- _Task requirements_
Within the records below, find each line with the word "Texte" and copy it out.
**** Exercise inputs ****
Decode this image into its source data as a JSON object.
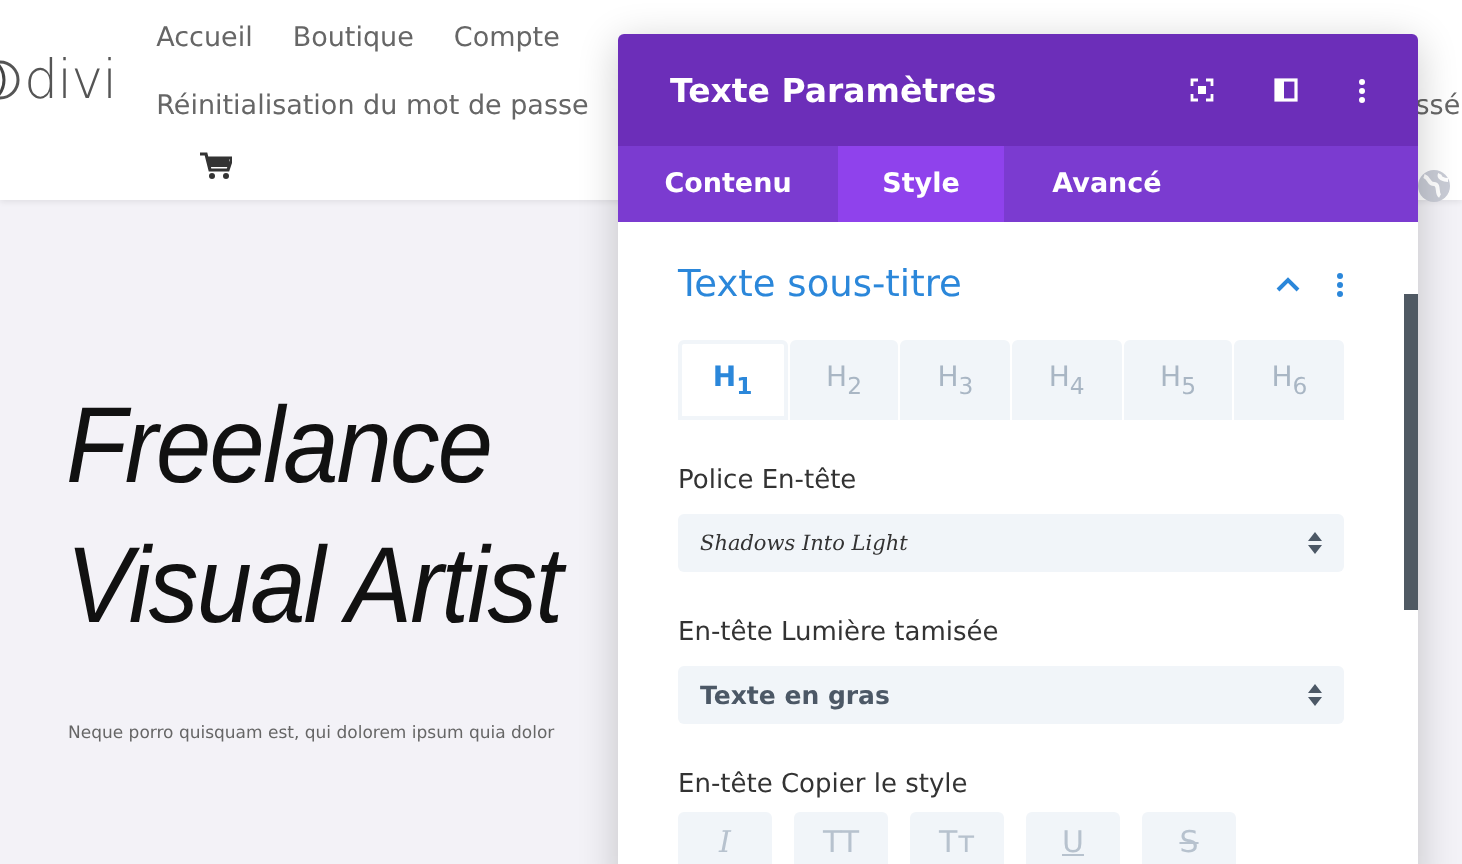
{
  "site": {
    "logo": "divi",
    "nav": [
      {
        "label": "Accueil"
      },
      {
        "label": "Boutique"
      },
      {
        "label": "Compte"
      }
    ],
    "nav_row2": [
      {
        "label": "Réinitialisation du mot de passe"
      },
      {
        "label": "ssé"
      }
    ],
    "hero": {
      "title_lines": [
        "Freelance",
        "Visual Artist"
      ],
      "paragraph": "Neque porro quisquam est, qui dolorem ipsum quia dolor"
    }
  },
  "panel": {
    "title": "Texte Paramètres",
    "tabs": [
      {
        "label": "Contenu",
        "selected": false
      },
      {
        "label": "Style",
        "selected": true
      },
      {
        "label": "Avancé",
        "selected": false
      }
    ],
    "section": {
      "title": "Texte sous-titre",
      "expanded": true
    },
    "heading_levels": [
      {
        "label": "H$_{1}$",
        "selected": true
      },
      {
        "label": "H$_{2}$",
        "selected": false
      },
      {
        "label": "H$_{3}$",
        "selected": false
      },
      {
        "label": "H$_{4}$",
        "selected": false
      },
      {
        "label": "H$_{5}$",
        "selected": false
      },
      {
        "label": "H$_{6}$",
        "selected": false
      }
    ],
    "fields": [
      {
        "label": "Police En-tête",
        "value": "Shadows Into Light",
        "kind": "font"
      },
      {
        "label": "En-tête Lumière tamisée",
        "value": "Texte en gras",
        "kind": "weight"
      }
    ],
    "copy_style": {
      "label": "En-tête Copier le style",
      "buttons": [
        {
          "label": "I",
          "kind": "italic"
        },
        {
          "label": "TT",
          "kind": "uppercase"
        },
        {
          "label": "Tᴛ",
          "kind": "smallcaps"
        },
        {
          "label": "U",
          "kind": "underline"
        },
        {
          "label": "S",
          "kind": "strikethrough"
        }
      ]
    }
  }
}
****
- _Response below_
    "title": "Texte Paramètres",
      "title": "Texte sous-titre",
        "value": "Texte en gras",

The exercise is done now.